CHINA / National

Annan to meet President Hu, discuss Iran, N. Korea
Updated: 2006-05-19 12:48

UN Secretary General Kofi Annan is due to meet Chinese President Hu Jintao on the first day of his visit to China, with North Korea, Iran and East Asian tensions expected to be on the agenda.

UN Secretary-General Kofi Annan delivers a commemorative speech to students during an honorary degree conferment ceremony at the University of Tokyo May 18, 2006. Annan said on Thursday that those involved in negotiations over Iran's nuclear crisis should tone down their rhetoric, a day after the Iranian president slammed an EU proposal, calling it "candy for gold". [Reuters]

Annan flew out of Tokyo on Friday morning for China to begin the third leg of his five-nation Asian tour in which he has already spoken out on the global stand-offs over the Iranian and North Korean nuclear issues.

With China a permanent, veto-wielding member of the United Nations Security Council and a key player in both the Iran and North Korean stand-offs, Annan's visit was expected to be closely watched by the international community.

In Japan, Annan said on Thursday that better diplomacy was needed from all sides in helping to resolve the two nuclear disputes, and warned the world was moving mindlessly towards a situation where all nations wanted nuclear weapons.

In a speech at the University of Tokyo, Annan said the world appeared "to have reached a crossroads" on whether nations should restrict nuclear weapons or feel obliged to possess them.

"The international community seems almost to be sleepwalking down the latter path -- not by conscious choice but rather through miscalculation, sterile debate and the paralysis of multilateral mechanisms for confidence-building and conflict resolution," he said.

Annan urged all sides to tone down the fiery rhetoric over Iran and negotiate face-to-face.

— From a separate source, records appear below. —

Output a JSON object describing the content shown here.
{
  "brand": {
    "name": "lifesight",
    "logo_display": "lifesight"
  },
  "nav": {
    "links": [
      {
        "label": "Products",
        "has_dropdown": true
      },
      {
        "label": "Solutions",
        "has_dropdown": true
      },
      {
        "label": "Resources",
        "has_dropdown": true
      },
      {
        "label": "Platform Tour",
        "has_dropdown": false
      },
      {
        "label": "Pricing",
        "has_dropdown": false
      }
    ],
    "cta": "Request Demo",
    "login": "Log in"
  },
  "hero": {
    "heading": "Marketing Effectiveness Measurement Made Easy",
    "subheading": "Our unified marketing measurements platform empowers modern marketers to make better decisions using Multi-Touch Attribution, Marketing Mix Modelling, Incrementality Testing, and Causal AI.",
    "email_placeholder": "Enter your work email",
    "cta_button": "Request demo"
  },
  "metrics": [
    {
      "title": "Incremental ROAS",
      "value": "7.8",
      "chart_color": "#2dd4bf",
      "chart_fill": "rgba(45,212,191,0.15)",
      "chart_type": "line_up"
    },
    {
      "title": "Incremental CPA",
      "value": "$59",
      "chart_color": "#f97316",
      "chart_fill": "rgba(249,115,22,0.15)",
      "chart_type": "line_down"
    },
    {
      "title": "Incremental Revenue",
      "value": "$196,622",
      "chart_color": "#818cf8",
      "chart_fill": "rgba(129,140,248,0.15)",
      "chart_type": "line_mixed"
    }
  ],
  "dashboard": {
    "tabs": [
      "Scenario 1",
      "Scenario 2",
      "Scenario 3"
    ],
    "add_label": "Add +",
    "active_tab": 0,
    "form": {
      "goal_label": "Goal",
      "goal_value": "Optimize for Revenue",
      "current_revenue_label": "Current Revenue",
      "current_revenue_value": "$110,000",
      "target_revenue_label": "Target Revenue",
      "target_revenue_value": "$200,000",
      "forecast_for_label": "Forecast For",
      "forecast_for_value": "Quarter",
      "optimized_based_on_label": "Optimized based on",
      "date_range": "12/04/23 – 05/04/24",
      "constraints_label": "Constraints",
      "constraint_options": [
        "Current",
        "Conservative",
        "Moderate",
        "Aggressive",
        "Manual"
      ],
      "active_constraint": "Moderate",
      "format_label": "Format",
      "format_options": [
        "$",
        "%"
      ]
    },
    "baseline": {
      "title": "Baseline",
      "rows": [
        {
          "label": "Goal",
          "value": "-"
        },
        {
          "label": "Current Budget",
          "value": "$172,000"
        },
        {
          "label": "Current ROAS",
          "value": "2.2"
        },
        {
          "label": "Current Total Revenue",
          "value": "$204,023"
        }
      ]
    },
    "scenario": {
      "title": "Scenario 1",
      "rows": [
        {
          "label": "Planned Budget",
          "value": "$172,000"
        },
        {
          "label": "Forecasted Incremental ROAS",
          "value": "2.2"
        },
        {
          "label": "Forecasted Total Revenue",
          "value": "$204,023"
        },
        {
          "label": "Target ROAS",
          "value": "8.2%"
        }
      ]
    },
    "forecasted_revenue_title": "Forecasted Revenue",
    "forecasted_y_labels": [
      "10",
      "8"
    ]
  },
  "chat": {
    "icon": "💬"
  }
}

China has had an influential role in the Iran dispute by siding with Russia to resist US-led efforts to introduce a UN Security Council resolution that would legally bind Tehran to stopping its uranium enrichment work.

China and Russia say such a resolution could heighten tensions and open the door to a military attack on Iran -- an option that the United States is refusing to take off the table.

China is similarly an important player in the North Korean dispute, as it is host to the six-party talks and believed to be able to exert more influence on Pyongyang than any other nation.

Annan called in Tokyo for a resumption of the six-nation disarmament talks, which have stalled since November last year over objections from Pyongyang to US financial sanctions over money laundering and counterfeit allegations.

"There is no viable alternative to the six-party talks. The international community must do everything possible to move the process forward and resolve the situation peacefully," Annan said in Tokyo.

In recent days, Annan has also sought to exert some influence on Japan's continued disputes with China and South Korea over the neighbors' wartime histories.

"Recently, there are new tensions between Japan, China and South Korea," said Annan, who began his Asian tour in Seoul.

"I think there are areas all the countries can say and make gestures to reassure and to put their past to rest and look forward to the future."

Aside from meeting with Hu on Friday afternoon, Annan is scheduled to hold talks with Chinese Premier Wen Jiabao on Monday. Annan will deliver a speech at Peking University on Tuesday, the final day of his China visit.

Annan will then travel to Vietnam and Thailand.